- _Given information_:

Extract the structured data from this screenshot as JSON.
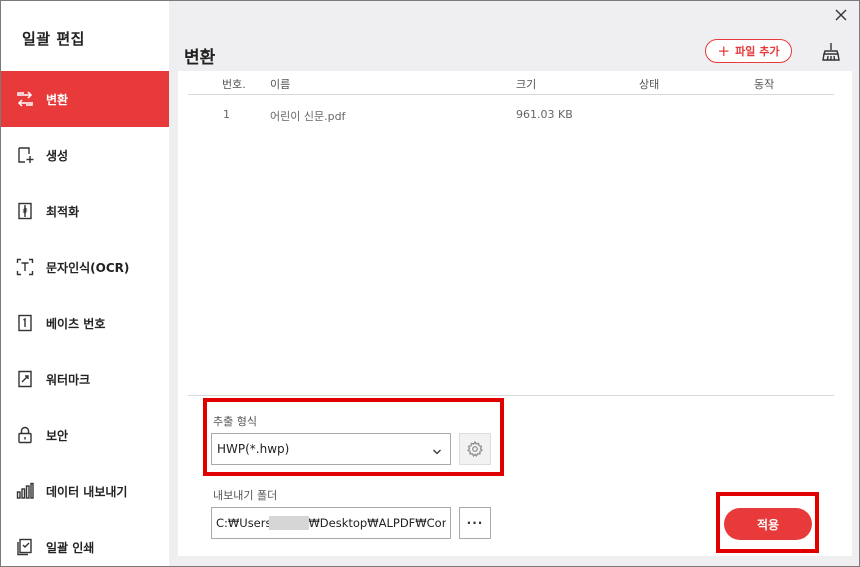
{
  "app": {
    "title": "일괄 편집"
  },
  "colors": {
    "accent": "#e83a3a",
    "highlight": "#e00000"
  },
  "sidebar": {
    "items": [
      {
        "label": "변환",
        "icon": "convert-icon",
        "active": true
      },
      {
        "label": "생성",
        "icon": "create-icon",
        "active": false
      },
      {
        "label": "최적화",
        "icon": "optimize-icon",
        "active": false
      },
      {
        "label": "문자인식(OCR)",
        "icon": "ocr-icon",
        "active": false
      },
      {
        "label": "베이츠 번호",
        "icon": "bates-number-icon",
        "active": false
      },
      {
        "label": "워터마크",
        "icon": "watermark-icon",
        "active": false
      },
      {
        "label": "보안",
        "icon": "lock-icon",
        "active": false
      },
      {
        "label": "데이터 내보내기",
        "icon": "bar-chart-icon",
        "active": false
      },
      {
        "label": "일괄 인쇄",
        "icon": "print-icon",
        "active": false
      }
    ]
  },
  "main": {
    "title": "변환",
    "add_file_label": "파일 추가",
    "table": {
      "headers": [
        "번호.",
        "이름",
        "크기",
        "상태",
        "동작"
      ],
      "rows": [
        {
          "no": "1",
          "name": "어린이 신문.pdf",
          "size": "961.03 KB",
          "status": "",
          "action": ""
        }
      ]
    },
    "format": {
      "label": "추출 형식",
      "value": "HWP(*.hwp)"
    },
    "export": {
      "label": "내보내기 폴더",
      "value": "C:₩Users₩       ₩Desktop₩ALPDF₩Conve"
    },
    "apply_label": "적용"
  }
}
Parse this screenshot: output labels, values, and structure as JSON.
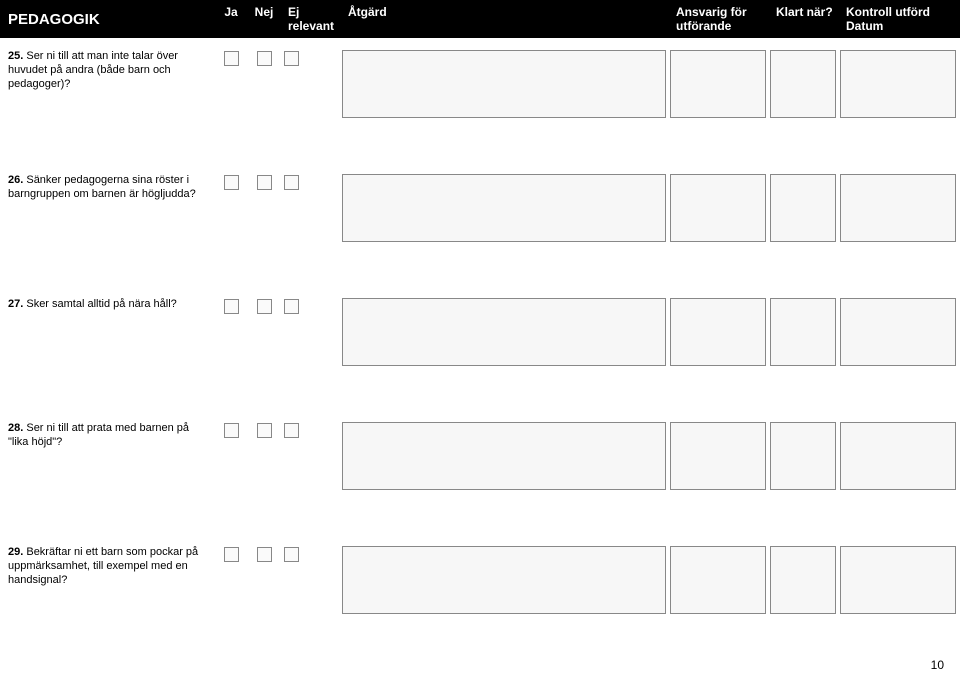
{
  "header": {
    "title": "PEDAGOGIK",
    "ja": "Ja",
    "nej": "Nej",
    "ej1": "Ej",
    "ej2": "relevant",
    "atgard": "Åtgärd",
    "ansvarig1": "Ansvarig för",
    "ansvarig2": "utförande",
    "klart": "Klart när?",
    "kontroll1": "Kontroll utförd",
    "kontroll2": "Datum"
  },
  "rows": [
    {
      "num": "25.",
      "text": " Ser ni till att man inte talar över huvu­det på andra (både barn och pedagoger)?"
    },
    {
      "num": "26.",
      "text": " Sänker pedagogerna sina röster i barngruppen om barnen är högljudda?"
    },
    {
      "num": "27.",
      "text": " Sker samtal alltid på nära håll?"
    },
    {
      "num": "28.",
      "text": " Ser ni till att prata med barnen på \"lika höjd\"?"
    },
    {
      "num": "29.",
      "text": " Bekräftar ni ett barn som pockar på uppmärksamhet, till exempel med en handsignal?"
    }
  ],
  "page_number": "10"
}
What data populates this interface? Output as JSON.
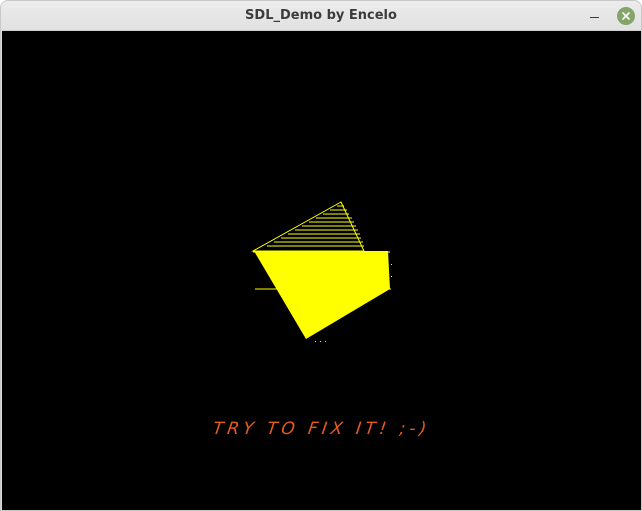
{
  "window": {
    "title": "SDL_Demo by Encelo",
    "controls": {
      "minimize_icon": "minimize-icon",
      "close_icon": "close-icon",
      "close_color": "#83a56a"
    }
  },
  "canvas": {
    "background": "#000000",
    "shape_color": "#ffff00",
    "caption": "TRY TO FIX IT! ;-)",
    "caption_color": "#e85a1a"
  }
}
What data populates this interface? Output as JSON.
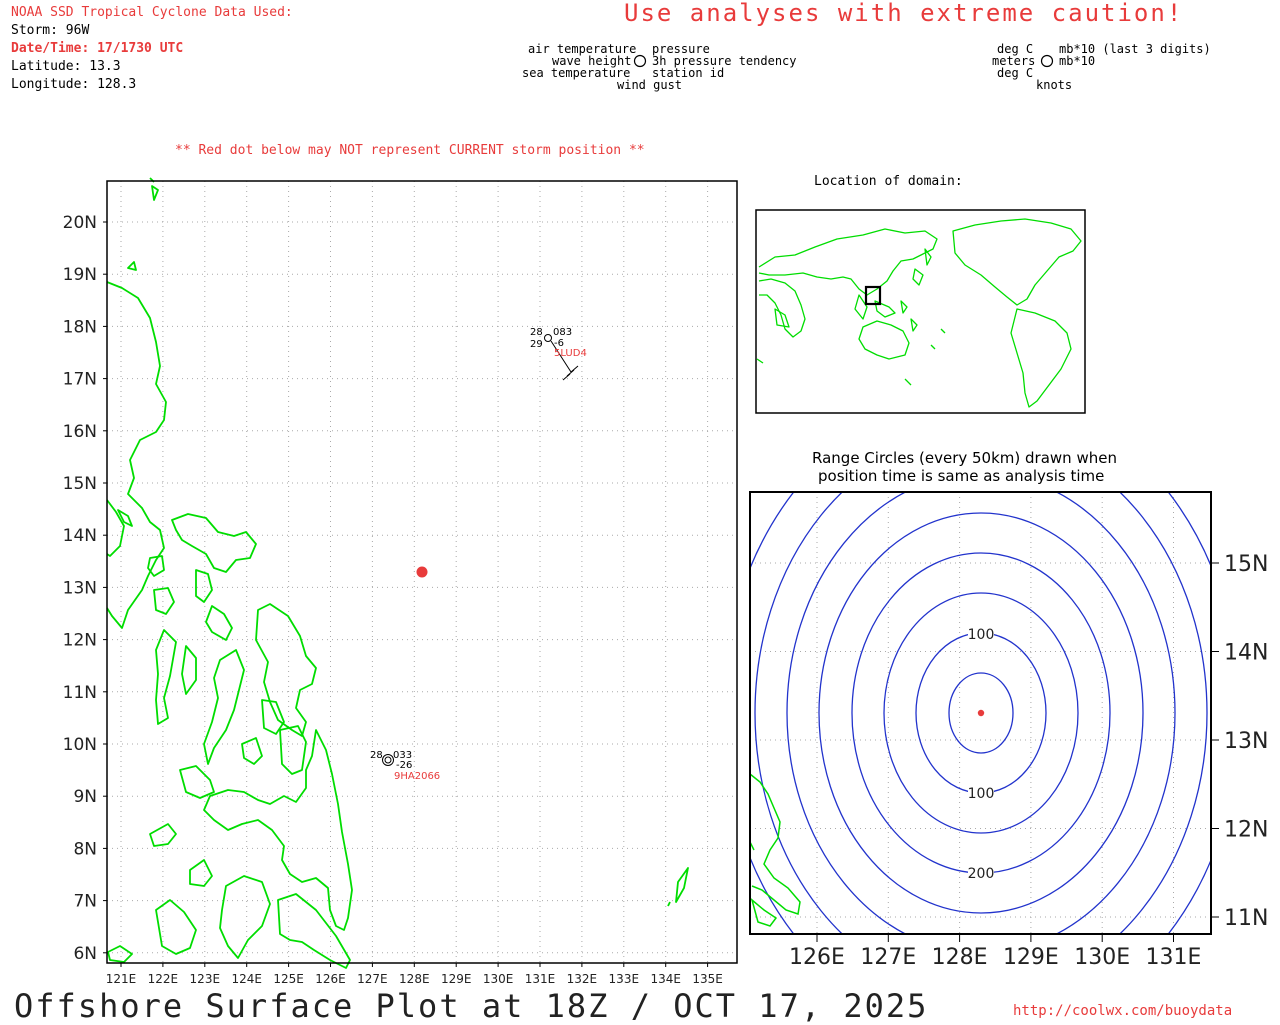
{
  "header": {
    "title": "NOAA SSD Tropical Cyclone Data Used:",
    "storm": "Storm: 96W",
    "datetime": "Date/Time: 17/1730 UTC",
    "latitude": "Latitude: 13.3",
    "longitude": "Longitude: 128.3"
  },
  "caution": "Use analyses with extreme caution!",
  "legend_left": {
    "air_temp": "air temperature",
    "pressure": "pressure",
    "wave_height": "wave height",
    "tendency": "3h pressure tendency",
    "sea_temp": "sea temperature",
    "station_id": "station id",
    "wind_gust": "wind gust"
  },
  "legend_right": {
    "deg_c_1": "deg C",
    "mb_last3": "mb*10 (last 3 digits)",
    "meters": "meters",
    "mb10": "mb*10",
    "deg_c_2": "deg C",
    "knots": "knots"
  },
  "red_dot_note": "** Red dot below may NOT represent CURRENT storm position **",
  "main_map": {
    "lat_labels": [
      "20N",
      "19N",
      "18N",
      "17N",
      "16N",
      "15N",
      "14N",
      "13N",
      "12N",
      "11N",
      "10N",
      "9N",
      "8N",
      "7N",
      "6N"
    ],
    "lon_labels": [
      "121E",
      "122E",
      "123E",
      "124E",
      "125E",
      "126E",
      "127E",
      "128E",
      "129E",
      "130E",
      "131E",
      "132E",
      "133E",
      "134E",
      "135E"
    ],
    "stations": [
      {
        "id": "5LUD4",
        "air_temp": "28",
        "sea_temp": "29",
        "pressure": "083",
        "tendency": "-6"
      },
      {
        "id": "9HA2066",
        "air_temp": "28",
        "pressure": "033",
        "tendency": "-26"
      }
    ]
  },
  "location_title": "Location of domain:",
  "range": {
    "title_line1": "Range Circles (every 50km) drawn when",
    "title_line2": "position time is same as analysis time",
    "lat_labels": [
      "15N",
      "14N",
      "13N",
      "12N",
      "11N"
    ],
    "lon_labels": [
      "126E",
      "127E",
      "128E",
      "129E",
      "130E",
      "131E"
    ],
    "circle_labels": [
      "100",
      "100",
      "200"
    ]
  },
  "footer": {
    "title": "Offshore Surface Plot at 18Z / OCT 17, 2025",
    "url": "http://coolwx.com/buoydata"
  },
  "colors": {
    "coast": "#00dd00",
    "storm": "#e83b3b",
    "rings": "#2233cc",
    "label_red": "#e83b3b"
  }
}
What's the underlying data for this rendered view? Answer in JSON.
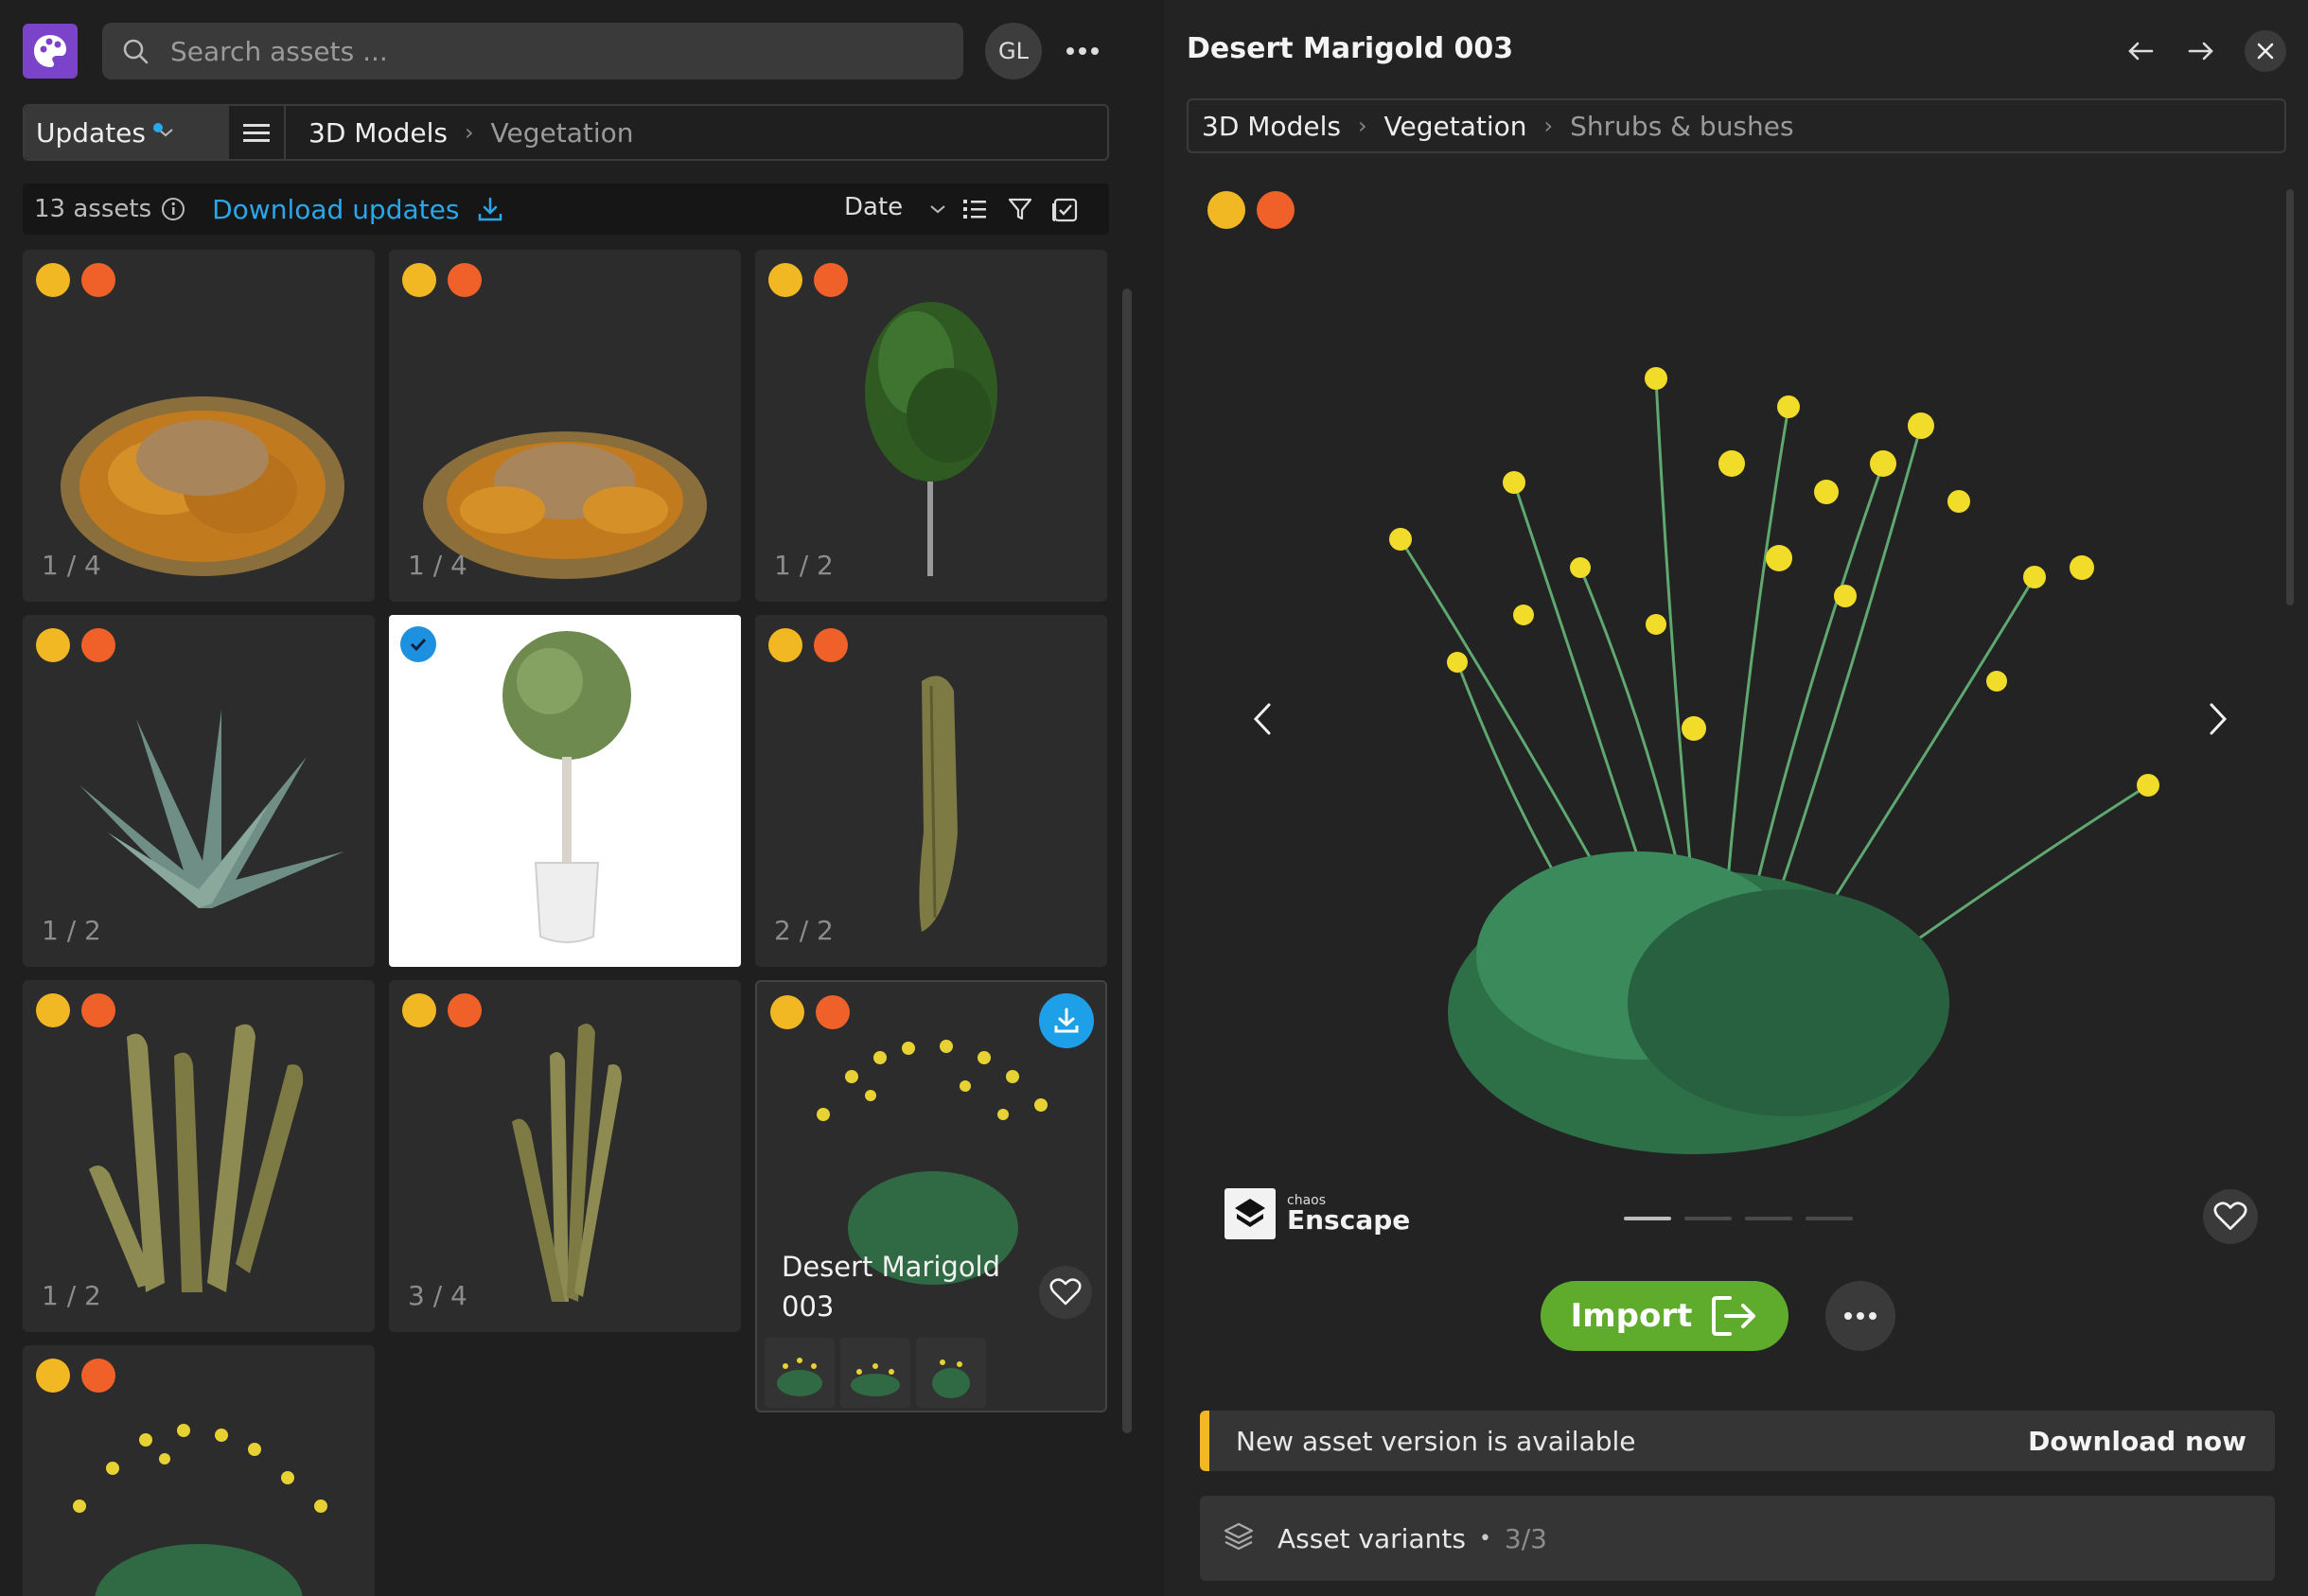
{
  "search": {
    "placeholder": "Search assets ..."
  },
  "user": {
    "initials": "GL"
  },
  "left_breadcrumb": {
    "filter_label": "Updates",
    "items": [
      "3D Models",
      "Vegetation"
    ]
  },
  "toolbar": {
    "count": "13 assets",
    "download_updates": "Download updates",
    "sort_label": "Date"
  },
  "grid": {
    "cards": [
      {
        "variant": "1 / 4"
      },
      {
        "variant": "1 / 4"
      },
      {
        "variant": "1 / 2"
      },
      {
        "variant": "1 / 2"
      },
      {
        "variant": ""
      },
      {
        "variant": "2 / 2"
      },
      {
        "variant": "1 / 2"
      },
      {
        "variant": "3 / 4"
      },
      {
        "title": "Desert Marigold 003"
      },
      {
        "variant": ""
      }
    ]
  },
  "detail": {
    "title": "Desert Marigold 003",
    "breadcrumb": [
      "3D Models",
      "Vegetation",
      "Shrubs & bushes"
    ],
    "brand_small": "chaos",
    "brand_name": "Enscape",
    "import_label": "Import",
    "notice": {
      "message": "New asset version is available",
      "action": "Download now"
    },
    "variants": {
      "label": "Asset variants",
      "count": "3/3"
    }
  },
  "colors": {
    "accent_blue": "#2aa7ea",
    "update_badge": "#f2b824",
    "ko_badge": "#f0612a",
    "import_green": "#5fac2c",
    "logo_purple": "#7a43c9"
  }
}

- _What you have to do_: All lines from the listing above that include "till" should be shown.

- _Written reply_:
      "text": " Ser ni till att man inte talar över huvu­det på andra (både barn och pedagoger)?"
      "text": " Ser ni till att prata med barnen på \"lika höjd\"?"
      "text": " Bekräftar ni ett barn som pockar på uppmärksamhet, till exempel med en handsignal?"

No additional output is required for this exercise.